Exercise brief: Reproduce the listing in full. Keep every character unchanged.
=======
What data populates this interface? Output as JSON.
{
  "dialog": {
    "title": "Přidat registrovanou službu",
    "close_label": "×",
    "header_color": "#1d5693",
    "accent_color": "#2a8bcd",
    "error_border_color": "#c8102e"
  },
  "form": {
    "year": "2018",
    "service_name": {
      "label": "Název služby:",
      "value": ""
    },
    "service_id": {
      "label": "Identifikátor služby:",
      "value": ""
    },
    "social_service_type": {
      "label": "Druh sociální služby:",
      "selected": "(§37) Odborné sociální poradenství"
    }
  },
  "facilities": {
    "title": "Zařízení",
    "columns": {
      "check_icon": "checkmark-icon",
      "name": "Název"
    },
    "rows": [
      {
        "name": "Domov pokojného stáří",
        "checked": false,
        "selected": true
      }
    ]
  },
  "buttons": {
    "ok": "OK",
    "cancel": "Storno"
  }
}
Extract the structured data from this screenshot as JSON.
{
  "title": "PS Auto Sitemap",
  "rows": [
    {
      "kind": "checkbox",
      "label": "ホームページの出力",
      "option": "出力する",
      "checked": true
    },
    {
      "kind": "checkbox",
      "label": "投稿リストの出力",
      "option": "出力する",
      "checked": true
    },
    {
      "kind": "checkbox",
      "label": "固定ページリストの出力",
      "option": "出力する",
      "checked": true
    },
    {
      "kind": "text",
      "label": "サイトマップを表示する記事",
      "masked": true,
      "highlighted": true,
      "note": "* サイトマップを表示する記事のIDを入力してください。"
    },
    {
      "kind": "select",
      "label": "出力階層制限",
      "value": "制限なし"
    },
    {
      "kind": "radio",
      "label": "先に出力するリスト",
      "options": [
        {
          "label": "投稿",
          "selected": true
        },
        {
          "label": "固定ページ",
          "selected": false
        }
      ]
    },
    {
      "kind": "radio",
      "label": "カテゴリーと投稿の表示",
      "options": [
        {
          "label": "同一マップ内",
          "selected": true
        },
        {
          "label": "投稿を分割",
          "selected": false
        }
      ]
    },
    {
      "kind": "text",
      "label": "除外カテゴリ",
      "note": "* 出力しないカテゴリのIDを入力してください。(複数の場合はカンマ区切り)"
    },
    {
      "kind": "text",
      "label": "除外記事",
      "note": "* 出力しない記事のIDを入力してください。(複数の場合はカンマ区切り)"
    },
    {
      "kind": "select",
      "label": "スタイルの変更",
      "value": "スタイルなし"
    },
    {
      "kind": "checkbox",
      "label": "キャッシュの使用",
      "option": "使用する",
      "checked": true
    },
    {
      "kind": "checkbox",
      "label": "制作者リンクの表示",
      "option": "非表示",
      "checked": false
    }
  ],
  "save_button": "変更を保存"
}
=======
Exercise answer:
What data populates this interface? Output as JSON.
{
  "dialog": {
    "title": "Přidat registrovanou službu",
    "close_label": "×",
    "header_color": "#1d5693",
    "accent_color": "#2a8bcd",
    "error_border_color": "#c8102e"
  },
  "form": {
    "year": "2018",
    "service_name": {
      "label": "Název služby:",
      "value": ""
    },
    "service_id": {
      "label": "Identifikátor služby:",
      "value": ""
    },
    "social_service_type": {
      "label": "Druh sociální služby:",
      "selected": "(§37) Odborné sociální poradenství"
    }
  },
  "facilities": {
    "title": "Zařízení",
    "columns": {
      "check_icon": "checkmark-icon",
      "name": "Název"
    },
    "rows": [
      {
        "name": "Domov pokojného stáří",
        "checked": false,
        "selected": true
      }
    ]
  },
  "buttons": {
    "ok": "OK",
    "cancel": "Storno"
  }
}
Extract the structured data from this screenshot as JSON.
{
  "title": "PS Auto Sitemap",
  "rows": [
    {
      "kind": "checkbox",
      "label": "ホームページの出力",
      "option": "出力する",
      "checked": true
    },
    {
      "kind": "checkbox",
      "label": "投稿リストの出力",
      "option": "出力する",
      "checked": true
    },
    {
      "kind": "checkbox",
      "label": "固定ページリストの出力",
      "option": "出力する",
      "checked": true
    },
    {
      "kind": "text",
      "label": "サイトマップを表示する記事",
      "masked": true,
      "highlighted": true,
      "note": "* サイトマップを表示する記事のIDを入力してください。"
    },
    {
      "kind": "select",
      "label": "出力階層制限",
      "value": "制限なし"
    },
    {
      "kind": "radio",
      "label": "先に出力するリスト",
      "options": [
        {
          "label": "投稿",
          "selected": true
        },
        {
          "label": "固定ページ",
          "selected": false
        }
      ]
    },
    {
      "kind": "radio",
      "label": "カテゴリーと投稿の表示",
      "options": [
        {
          "label": "同一マップ内",
          "selected": true
        },
        {
          "label": "投稿を分割",
          "selected": false
        }
      ]
    },
    {
      "kind": "text",
      "label": "除外カテゴリ",
      "note": "* 出力しないカテゴリのIDを入力してください。(複数の場合はカンマ区切り)"
    },
    {
      "kind": "text",
      "label": "除外記事",
      "note": "* 出力しない記事のIDを入力してください。(複数の場合はカンマ区切り)"
    },
    {
      "kind": "select",
      "label": "スタイルの変更",
      "value": "スタイルなし"
    },
    {
      "kind": "checkbox",
      "label": "キャッシュの使用",
      "option": "使用する",
      "checked": true
    },
    {
      "kind": "checkbox",
      "label": "制作者リンクの表示",
      "option": "非表示",
      "checked": false
    }
  ],
  "save_button": "変更を保存"
}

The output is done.